START DATA TO USE

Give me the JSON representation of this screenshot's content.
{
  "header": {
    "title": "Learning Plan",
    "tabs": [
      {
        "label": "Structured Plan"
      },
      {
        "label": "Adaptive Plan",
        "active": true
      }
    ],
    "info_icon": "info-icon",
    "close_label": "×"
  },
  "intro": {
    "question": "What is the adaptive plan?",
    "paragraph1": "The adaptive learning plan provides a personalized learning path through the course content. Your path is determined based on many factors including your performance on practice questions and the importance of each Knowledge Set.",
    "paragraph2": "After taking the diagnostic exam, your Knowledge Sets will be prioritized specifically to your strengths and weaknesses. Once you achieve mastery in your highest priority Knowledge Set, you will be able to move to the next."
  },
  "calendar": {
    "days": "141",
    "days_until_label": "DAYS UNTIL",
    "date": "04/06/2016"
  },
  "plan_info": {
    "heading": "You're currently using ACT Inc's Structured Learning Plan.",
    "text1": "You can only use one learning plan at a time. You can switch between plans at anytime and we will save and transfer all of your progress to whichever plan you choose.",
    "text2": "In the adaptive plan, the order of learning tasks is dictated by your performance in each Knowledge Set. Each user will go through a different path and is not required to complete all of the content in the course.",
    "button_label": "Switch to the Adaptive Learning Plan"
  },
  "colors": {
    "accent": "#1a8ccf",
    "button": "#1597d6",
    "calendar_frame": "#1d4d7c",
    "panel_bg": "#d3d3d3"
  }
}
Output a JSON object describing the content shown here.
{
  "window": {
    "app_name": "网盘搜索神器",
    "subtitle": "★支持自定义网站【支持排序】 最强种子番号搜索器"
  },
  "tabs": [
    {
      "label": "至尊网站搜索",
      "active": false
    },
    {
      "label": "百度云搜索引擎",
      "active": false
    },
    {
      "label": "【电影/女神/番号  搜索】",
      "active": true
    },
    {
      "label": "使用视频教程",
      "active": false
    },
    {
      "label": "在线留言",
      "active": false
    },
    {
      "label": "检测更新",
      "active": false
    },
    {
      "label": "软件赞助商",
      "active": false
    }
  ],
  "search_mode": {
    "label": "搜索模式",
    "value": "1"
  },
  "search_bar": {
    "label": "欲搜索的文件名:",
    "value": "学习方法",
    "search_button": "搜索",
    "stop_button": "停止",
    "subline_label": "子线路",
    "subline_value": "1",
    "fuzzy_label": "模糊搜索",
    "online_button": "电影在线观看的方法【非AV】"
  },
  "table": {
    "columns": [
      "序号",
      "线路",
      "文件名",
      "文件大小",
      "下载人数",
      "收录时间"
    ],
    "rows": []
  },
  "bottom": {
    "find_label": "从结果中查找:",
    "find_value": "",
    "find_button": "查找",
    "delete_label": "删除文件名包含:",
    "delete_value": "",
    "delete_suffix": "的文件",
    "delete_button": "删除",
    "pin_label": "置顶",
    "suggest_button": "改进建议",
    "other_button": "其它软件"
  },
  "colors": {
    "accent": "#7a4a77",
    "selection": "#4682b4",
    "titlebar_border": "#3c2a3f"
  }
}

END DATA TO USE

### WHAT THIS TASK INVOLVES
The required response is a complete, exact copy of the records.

### EXERCISE ANSWER
Give me the JSON representation of this screenshot's content.
{
  "header": {
    "title": "Learning Plan",
    "tabs": [
      {
        "label": "Structured Plan"
      },
      {
        "label": "Adaptive Plan",
        "active": true
      }
    ],
    "info_icon": "info-icon",
    "close_label": "×"
  },
  "intro": {
    "question": "What is the adaptive plan?",
    "paragraph1": "The adaptive learning plan provides a personalized learning path through the course content. Your path is determined based on many factors including your performance on practice questions and the importance of each Knowledge Set.",
    "paragraph2": "After taking the diagnostic exam, your Knowledge Sets will be prioritized specifically to your strengths and weaknesses. Once you achieve mastery in your highest priority Knowledge Set, you will be able to move to the next."
  },
  "calendar": {
    "days": "141",
    "days_until_label": "DAYS UNTIL",
    "date": "04/06/2016"
  },
  "plan_info": {
    "heading": "You're currently using ACT Inc's Structured Learning Plan.",
    "text1": "You can only use one learning plan at a time. You can switch between plans at anytime and we will save and transfer all of your progress to whichever plan you choose.",
    "text2": "In the adaptive plan, the order of learning tasks is dictated by your performance in each Knowledge Set. Each user will go through a different path and is not required to complete all of the content in the course.",
    "button_label": "Switch to the Adaptive Learning Plan"
  },
  "colors": {
    "accent": "#1a8ccf",
    "button": "#1597d6",
    "calendar_frame": "#1d4d7c",
    "panel_bg": "#d3d3d3"
  }
}
Output a JSON object describing the content shown here.
{
  "window": {
    "app_name": "网盘搜索神器",
    "subtitle": "★支持自定义网站【支持排序】 最强种子番号搜索器"
  },
  "tabs": [
    {
      "label": "至尊网站搜索",
      "active": false
    },
    {
      "label": "百度云搜索引擎",
      "active": false
    },
    {
      "label": "【电影/女神/番号  搜索】",
      "active": true
    },
    {
      "label": "使用视频教程",
      "active": false
    },
    {
      "label": "在线留言",
      "active": false
    },
    {
      "label": "检测更新",
      "active": false
    },
    {
      "label": "软件赞助商",
      "active": false
    }
  ],
  "search_mode": {
    "label": "搜索模式",
    "value": "1"
  },
  "search_bar": {
    "label": "欲搜索的文件名:",
    "value": "学习方法",
    "search_button": "搜索",
    "stop_button": "停止",
    "subline_label": "子线路",
    "subline_value": "1",
    "fuzzy_label": "模糊搜索",
    "online_button": "电影在线观看的方法【非AV】"
  },
  "table": {
    "columns": [
      "序号",
      "线路",
      "文件名",
      "文件大小",
      "下载人数",
      "收录时间"
    ],
    "rows": []
  },
  "bottom": {
    "find_label": "从结果中查找:",
    "find_value": "",
    "find_button": "查找",
    "delete_label": "删除文件名包含:",
    "delete_value": "",
    "delete_suffix": "的文件",
    "delete_button": "删除",
    "pin_label": "置顶",
    "suggest_button": "改进建议",
    "other_button": "其它软件"
  },
  "colors": {
    "accent": "#7a4a77",
    "selection": "#4682b4",
    "titlebar_border": "#3c2a3f"
  }
}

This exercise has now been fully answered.